With a lack of clear choice between the two players, who are roughly middling for two very different reasons, it’s hard to pick out one to swap. Given Aurier is entering his first full pre-season there is at least a shred of hope for an uptick. 

However, with the best option on the market, Ricardo Pereira, already gone, and again, with several higher priorities in the squad it seems like this position is a low priority.

There is light at the end of the tunnel though, Tottenham can use this opportunity to provide promising youngster Kyle Walker-Peters with game time, develop the player and create a three-way-battle for two places.

7. Retain or Replace Erik Lamela

REUTERS/Dylan Martinez

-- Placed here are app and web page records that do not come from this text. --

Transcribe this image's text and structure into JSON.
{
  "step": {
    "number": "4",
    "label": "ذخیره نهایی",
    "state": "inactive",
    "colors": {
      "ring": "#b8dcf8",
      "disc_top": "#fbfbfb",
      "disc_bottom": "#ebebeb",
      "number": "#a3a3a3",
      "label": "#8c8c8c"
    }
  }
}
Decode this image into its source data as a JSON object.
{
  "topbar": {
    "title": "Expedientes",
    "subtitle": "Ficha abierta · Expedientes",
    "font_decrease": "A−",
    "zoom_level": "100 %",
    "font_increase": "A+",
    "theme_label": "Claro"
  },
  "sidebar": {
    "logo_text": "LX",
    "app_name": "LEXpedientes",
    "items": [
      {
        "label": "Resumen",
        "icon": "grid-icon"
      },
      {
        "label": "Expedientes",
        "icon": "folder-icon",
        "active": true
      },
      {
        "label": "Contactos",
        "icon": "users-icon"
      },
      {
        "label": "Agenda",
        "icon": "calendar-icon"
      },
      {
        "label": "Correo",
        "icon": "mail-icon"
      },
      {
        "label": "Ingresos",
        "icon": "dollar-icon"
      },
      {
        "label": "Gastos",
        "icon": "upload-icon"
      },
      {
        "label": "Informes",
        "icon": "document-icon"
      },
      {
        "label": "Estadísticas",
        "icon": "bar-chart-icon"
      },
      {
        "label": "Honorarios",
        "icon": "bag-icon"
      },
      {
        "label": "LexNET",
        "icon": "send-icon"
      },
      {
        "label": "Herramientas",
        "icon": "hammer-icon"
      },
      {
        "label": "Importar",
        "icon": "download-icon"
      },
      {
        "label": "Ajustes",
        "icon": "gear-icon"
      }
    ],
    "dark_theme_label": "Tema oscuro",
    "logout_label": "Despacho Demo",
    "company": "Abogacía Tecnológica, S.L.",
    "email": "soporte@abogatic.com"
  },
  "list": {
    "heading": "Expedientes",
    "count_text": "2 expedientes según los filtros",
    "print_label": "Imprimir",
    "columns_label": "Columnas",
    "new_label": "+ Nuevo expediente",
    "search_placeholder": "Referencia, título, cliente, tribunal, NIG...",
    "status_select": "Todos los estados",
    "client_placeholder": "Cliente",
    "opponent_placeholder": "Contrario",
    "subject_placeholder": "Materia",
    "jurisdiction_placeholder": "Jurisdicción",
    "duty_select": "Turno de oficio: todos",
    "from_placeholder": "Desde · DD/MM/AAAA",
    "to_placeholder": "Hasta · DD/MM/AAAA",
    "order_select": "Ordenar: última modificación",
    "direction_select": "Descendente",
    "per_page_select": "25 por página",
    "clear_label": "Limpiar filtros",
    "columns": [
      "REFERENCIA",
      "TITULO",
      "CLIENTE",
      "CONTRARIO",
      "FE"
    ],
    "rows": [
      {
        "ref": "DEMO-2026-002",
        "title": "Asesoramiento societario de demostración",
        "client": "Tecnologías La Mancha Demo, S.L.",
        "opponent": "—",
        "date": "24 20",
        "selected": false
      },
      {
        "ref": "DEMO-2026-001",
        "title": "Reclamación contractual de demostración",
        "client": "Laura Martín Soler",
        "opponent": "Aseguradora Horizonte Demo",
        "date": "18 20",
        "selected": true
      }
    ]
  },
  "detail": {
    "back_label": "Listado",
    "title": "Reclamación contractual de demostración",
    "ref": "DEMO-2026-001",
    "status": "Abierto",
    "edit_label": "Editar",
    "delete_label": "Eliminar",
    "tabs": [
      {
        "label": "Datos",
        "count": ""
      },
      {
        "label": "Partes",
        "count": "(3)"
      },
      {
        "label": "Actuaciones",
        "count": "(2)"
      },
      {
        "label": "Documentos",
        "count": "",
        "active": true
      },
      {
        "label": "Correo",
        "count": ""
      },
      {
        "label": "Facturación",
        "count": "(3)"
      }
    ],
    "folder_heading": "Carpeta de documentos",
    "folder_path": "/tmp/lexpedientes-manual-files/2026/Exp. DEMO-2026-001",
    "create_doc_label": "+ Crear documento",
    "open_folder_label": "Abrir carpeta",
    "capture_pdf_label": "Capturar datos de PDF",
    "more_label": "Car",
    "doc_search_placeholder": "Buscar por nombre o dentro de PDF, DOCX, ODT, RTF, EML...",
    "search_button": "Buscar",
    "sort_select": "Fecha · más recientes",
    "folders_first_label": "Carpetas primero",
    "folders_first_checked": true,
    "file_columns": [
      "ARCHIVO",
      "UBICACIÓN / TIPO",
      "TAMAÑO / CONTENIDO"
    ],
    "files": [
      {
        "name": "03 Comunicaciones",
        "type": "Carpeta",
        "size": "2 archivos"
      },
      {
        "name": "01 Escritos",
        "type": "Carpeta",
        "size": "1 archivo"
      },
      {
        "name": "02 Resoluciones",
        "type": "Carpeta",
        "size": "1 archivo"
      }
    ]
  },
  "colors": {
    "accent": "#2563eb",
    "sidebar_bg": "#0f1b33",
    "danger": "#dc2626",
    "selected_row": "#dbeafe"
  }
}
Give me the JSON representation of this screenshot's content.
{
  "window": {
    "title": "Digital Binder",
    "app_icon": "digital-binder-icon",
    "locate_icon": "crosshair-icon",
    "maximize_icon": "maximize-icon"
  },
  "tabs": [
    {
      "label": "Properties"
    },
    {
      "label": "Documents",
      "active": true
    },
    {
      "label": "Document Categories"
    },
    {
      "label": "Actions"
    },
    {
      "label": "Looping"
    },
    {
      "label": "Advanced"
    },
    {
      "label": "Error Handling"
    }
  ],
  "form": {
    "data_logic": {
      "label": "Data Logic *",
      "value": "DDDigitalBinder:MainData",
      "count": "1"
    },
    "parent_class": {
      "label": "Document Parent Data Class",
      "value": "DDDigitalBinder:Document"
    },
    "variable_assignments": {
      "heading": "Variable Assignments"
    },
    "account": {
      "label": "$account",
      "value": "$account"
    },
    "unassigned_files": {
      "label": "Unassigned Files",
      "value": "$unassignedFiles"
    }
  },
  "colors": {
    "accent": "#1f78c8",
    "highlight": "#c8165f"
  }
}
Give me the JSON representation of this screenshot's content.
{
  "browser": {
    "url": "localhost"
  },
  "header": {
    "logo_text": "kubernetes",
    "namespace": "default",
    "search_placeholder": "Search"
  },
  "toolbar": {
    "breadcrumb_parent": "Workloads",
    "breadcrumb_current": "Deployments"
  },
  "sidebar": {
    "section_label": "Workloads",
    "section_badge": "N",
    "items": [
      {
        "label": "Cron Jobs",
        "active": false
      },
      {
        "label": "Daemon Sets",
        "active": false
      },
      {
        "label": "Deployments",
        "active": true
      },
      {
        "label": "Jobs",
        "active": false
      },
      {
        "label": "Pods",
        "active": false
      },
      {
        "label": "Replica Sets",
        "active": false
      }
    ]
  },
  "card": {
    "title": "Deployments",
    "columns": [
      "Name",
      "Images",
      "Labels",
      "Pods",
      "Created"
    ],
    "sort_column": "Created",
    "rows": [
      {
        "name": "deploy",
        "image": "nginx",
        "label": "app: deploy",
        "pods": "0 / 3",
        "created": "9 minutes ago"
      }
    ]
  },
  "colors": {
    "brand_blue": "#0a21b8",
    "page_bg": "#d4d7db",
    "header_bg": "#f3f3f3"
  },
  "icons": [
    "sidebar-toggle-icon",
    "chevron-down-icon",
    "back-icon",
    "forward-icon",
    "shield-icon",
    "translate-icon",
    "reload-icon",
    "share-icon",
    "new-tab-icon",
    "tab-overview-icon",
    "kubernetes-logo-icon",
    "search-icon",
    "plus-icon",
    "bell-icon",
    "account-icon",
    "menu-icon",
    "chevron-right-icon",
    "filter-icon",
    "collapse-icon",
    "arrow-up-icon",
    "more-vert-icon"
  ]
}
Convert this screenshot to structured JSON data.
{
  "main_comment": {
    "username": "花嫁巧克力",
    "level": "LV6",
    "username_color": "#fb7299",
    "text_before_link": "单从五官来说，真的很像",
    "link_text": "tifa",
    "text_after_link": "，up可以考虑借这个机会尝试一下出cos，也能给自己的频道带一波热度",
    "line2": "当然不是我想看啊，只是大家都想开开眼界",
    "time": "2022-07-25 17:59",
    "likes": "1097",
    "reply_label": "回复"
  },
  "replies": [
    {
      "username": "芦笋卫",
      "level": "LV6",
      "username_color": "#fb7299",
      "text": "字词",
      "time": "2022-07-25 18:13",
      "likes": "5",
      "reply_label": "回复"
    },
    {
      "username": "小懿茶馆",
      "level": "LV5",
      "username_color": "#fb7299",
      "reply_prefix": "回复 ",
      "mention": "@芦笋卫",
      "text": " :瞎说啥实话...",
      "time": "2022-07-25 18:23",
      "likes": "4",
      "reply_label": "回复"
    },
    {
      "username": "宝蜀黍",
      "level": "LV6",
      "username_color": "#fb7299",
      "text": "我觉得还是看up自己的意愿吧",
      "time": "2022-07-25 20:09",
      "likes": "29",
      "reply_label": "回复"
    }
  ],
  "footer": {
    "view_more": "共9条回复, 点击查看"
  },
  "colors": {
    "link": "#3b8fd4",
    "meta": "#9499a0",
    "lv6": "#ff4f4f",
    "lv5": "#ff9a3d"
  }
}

Position: Everywhere

Requirements: Chance creation, ability to control tempo of game, intelligent pressing

Top Options: Erik Lamela, Manuel Lanzini, James Maddison

Though Christian Eriksen is wheeled out to play just about every minute of football, it is inevitable that he will miss one or two games a season. When he does it is evident how reliant Spurs are upon him. 

It looked as though Tottenham would finally have a back-up for him this season once Erik Lamela returned from yet another long-term injury but his mixed bag of performances have left him a bit of an unknown, especially with regards to how suitable he is to playing a squad role.

Lamela has been divisive in the fanbase and, with that divisiveness, gained a cult following in the more youthful areas. But to still have that question mark despite being about to enter the second option year in addition to his original four-year deal is a perplexingly bad look.

8. At least try to move Moussa Sissoko on

REUTERS/Dylan Martinez

He’s a hard worker with a lot of stamina. He appears to respond well to instructions. He can play in central midfield or on the wing. He doesn’t seem to mind not being first XI.

Moussa Sissoko is the perfect squad player except for the fact that he cost £30,000,000, is likely on corresponding wages and possess the first touch of a semi-professional.

A slight upgrade on those final two points can really thicken a squad out, though it’s possible that the same result could be achieved with a number of academy players.

What are you thoughts? Who should Mauricio Pochettino move on? Who should stay? Let us know by commenting below.